For years, progressives in Surrey have been advocating for a ward system in which councillors would be elected in neighbourhood constituencies.
This system is in place in most Canadian cities outside B.C.
And some of the strongest proponents have been in the South Asian community, including Indo-Canadian Voice editor Rattan Mall and mayoral candidate Vikram Bajwa.
But it's taken an ardent right winger, former three-term mayor Doug McCallum, to spark a serious conversation about a ward system among all the mayoral candidates.
This week, McCallum told the Georgia Straight that he wanted to see Surrey's eight councillors elected in four two-member wards.
McCallum, who's trying to make a political comeback as a mayoral candidate, said that the mayor should still be elected at-large by all voters in Surrey.
Today, I noticed that Kevin Diakiw of the Surrey North Delta Leader has an article quoting McCallum's rival in the mayoral race, Linda Hepner.
She's now promising a referendum in 2018, even though "she isn't a big fan of wards".
Coun.

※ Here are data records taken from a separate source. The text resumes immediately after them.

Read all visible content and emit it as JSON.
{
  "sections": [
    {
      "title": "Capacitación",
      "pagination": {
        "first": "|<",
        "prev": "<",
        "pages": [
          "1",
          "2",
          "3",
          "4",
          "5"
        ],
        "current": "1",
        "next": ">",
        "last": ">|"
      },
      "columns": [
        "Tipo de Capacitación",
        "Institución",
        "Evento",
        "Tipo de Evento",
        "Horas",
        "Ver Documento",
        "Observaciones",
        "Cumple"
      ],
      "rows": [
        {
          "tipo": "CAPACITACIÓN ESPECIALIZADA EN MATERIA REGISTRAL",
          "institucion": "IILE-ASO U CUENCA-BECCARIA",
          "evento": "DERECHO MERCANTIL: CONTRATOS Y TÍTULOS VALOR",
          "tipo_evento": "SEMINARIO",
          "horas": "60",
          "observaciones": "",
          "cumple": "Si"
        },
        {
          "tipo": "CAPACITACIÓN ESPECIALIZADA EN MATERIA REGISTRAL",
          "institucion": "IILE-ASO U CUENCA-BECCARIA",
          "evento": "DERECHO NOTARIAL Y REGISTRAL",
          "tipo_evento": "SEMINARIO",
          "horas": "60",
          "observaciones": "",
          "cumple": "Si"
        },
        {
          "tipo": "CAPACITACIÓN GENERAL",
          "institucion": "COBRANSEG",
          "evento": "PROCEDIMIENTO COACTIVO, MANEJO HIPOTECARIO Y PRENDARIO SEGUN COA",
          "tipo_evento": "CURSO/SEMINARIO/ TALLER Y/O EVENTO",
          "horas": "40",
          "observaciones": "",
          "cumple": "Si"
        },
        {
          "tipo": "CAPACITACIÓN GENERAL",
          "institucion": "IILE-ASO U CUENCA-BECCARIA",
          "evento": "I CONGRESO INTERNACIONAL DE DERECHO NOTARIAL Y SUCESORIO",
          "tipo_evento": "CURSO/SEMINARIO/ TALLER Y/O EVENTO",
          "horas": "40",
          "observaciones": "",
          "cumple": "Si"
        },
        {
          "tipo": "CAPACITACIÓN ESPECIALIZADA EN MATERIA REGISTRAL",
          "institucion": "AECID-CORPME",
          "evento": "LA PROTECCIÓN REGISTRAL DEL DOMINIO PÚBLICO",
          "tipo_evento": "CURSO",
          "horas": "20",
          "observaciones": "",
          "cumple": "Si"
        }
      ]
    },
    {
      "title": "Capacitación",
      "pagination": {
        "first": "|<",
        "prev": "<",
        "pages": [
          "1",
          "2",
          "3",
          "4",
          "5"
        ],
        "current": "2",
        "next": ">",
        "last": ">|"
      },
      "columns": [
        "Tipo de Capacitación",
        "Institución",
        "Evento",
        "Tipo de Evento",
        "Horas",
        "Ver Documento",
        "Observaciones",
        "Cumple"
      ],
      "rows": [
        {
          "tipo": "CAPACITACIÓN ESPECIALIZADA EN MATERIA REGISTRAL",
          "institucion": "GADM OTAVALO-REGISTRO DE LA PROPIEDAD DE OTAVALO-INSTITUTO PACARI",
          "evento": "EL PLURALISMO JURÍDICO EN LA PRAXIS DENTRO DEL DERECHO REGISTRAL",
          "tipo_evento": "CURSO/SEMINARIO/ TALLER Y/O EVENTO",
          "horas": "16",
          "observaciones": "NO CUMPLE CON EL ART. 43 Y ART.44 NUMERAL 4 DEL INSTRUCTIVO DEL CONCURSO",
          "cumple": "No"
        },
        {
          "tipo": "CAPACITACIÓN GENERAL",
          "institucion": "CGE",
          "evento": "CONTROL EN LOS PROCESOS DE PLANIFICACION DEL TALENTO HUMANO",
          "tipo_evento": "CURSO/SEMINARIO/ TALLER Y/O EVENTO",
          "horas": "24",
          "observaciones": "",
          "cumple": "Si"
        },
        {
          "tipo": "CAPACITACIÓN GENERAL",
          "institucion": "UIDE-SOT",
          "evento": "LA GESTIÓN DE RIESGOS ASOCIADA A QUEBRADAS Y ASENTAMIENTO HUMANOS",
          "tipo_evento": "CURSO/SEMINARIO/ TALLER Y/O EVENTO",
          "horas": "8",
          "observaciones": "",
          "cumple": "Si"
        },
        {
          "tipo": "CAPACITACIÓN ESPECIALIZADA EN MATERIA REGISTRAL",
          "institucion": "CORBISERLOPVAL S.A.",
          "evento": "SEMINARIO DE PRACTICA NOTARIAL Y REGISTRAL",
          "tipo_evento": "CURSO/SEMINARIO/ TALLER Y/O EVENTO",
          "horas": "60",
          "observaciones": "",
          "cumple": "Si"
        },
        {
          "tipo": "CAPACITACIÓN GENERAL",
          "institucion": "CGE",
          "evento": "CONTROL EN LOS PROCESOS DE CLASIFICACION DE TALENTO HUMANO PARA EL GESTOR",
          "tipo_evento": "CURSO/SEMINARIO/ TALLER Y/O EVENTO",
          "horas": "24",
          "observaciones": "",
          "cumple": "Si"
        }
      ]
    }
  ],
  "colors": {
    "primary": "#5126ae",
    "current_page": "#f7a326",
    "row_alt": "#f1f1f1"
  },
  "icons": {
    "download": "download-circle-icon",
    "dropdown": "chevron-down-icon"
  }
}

Barinder Rasode is expected to enter the mayoral race. She told Diakiw that she prefers a hybrid system in which some councillors are elected in wards and others are elected on a citywide basis.
On several occasions in the past, I've written articles about how the at-large system discriminates against candidates with South Asian surnames.
The most extensive analysis was in a 2004 Georgia Straight cover story called "Shred the system". It demonstrated that up until that time, candidates of South Asian descent almost always trailed non–South Asians on the same slates.
One of the follow-ups was a blog post after the 2008 civic elections entitled "Racism is alive and well in Vancouver municipal politics."
It was written after candidates with South Asian surnames once again ranked far behind other candidates on their slates.
In those days, I believed that the courts would have struck down the at-large system because it likely violated equality provisions in section 15 of the Canadian Charter of Rights and Freedoms.
In the 2011 election, however, there appeared to be less discrimination against candidates with South Asian surnames.
Perhaps it's a sign that the region's voters are growing up.
Niki Sharma became the first woman of South Asian descent to be elected in Vancouver when she came fourth in the race for seven positions on park board.
In Surrey, Tom Gill came sixth and Barinder Rasode came eighth on the Surrey First slate for eight council seats in 2011. It wasn't a stellar performance, but things weren't nearly as bleak for the community as in previous elections.
Among the rival Surrey Civic Coalition candidates in 2011, the only one of South Asian descent, Rina Gill, had the second-highest vote total on the five-member council slate.
The last provincial election demonstrated that when white candidates were pitted against candidates of South Asian decent for the two major parties, the white candidate almost always did better.
This was on display in Surrey where B.C. Liberal Peter Fassbender defeated the NDP's Jagrup Brar, and where B.C. Liberal Marvin Hunt defeated the NDP's Amrik Mahil.
In fact, in 10 provincial races in which the B.C. Liberal candidate was white in 2013, the NDP candidate of Asian descent lost.
The only exception was in Burnaby-Lougheed, where Jane Shin narrowly edged a white candidate.
I've noticed that most political columnists and commentators in B.C. don't like to tread into this area because it's fraught with potential for a backlash from readers.
But after reading Rattan Mall's columns for many years and speaking to candidates who were victims of this discrimination, I can also tell that it's a legitimate concern within the South Asian community.
Thus it's not a surprise to me that wards have arisen as an issue in Surrey even as this topic is being ignored by mayors of the region's other large cities.